YOUR OBJECTIVE:
The following listing has lines to check for the word "PREROLL"; give only the number of lines that contain it.

### RAW DATA

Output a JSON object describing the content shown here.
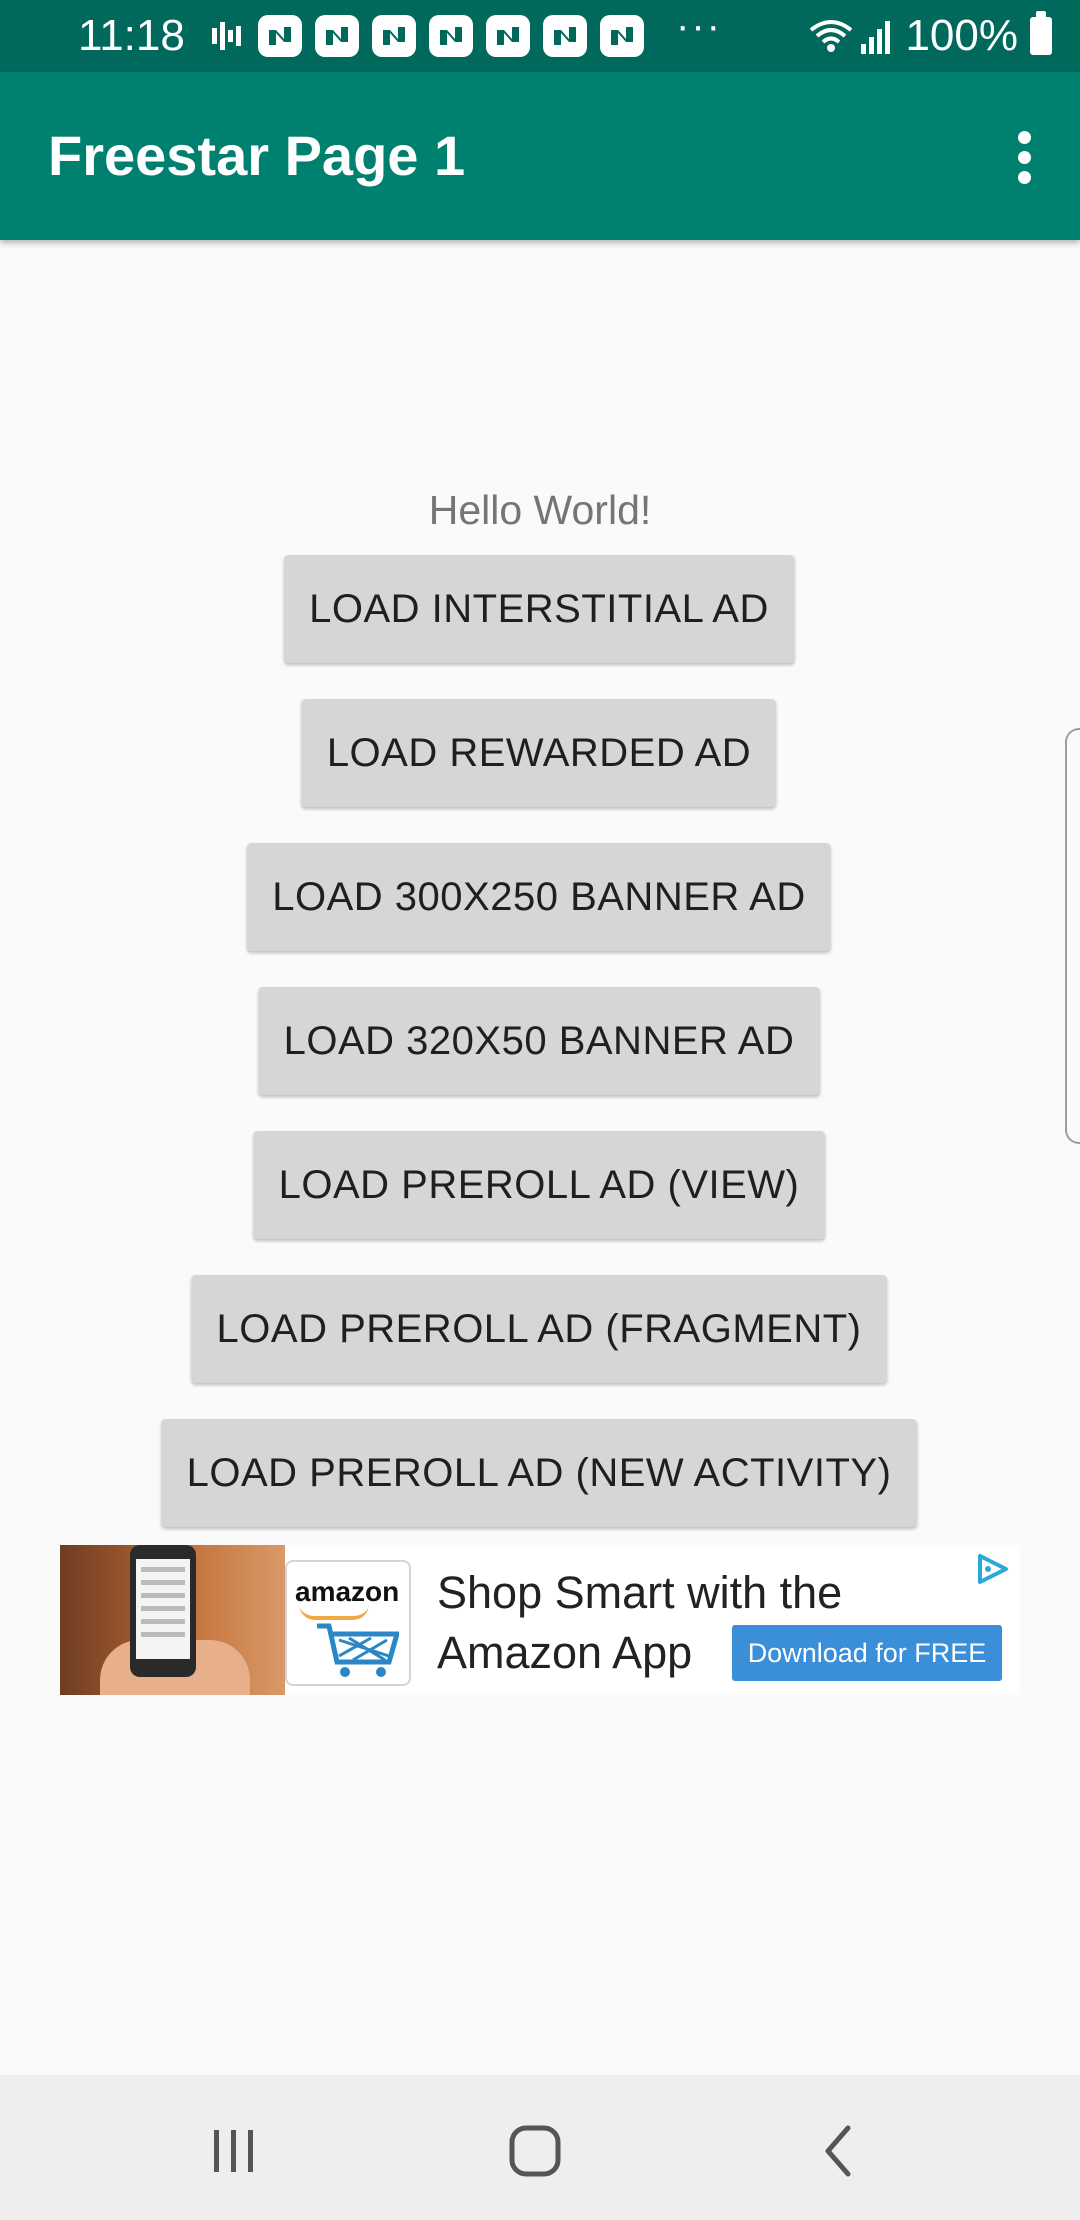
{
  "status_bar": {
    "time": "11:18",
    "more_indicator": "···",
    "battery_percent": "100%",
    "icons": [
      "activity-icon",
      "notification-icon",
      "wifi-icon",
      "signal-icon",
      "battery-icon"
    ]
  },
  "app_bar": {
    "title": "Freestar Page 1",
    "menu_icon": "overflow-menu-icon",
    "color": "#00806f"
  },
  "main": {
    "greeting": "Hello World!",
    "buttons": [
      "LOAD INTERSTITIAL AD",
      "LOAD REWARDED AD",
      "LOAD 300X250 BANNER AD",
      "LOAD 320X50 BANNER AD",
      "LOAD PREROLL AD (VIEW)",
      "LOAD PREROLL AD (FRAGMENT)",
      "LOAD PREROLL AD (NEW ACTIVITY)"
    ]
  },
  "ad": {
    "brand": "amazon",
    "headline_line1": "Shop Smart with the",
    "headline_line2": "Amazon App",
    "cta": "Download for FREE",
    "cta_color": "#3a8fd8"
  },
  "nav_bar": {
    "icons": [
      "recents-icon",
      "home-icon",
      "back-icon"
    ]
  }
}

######

EXERCISE RESULT:
3